Barnwell Black <[log in to unmask]> wrote:CR,A thought: The "boat imagery" in "The Waste Land" is certainly varied. One thing that could tie it all together is the concept that we are all, in our transient voyages, attempting to navigate the endless waters of time/existence in vessels of our own design symbolizing our own personal philosophies, convictions, prejudices, passions, lusts, myths, and circumstances, -- vessels which keep us from sinking, however flimsy they might be. "Although the Logos is common to all, We live as if by our own wisdom" (Heraclitus).Contrast this with the entirely different boat/ship imagery in "The Dry Salvages" II and III where the imagery used by the "older" post-conversion T. S. Eliot is focused upon the path toward the death of the Self and spiritual rebirth. From DS III:"'...O voyagers, O seamen,
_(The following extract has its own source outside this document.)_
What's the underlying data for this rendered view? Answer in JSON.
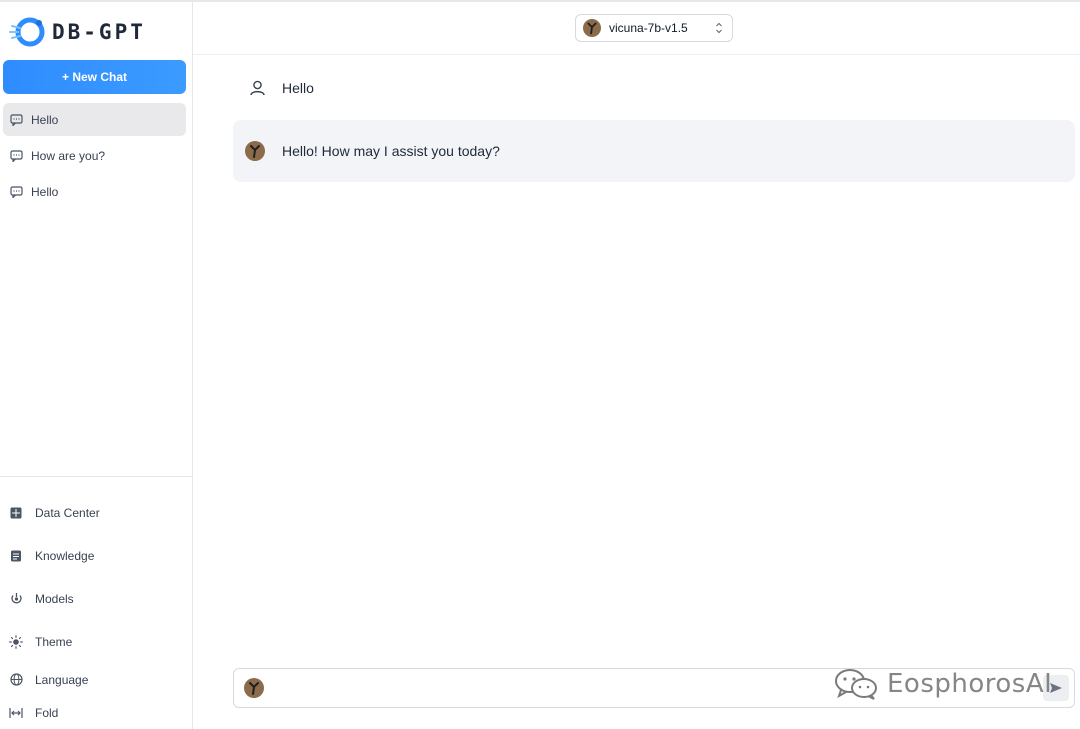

You who came to port, and you whose bodies
Will suffer the trial and judgement of the sea,
Or whatever event, this is your real destination.'
So Krishna, as when he admonished Arjuna
On the field of battle.
Not fare well,
But fare forward, voyagers." DS IIIOn this subject, the words of Longfellow come to mind:"Ships that pass in the night, and speak each other in passing;
Only a signal shown and a distant voice in the darkness;
So on the ocean of life we pass and speak one another,
Only a look and a voice; then darkness again and a silence." The Theologian's Tale, Elizabeth, IV.Thanks,Barnwell
Shape Yahoo! in your own image. Join our Network Research Panel today!
No virus found in this incoming message.
Checked by AVG Free Edition.
Version: 7.5.476 / Virus Database: 269.10.22/923 - Release Date: 7/27/2007 6:01 PM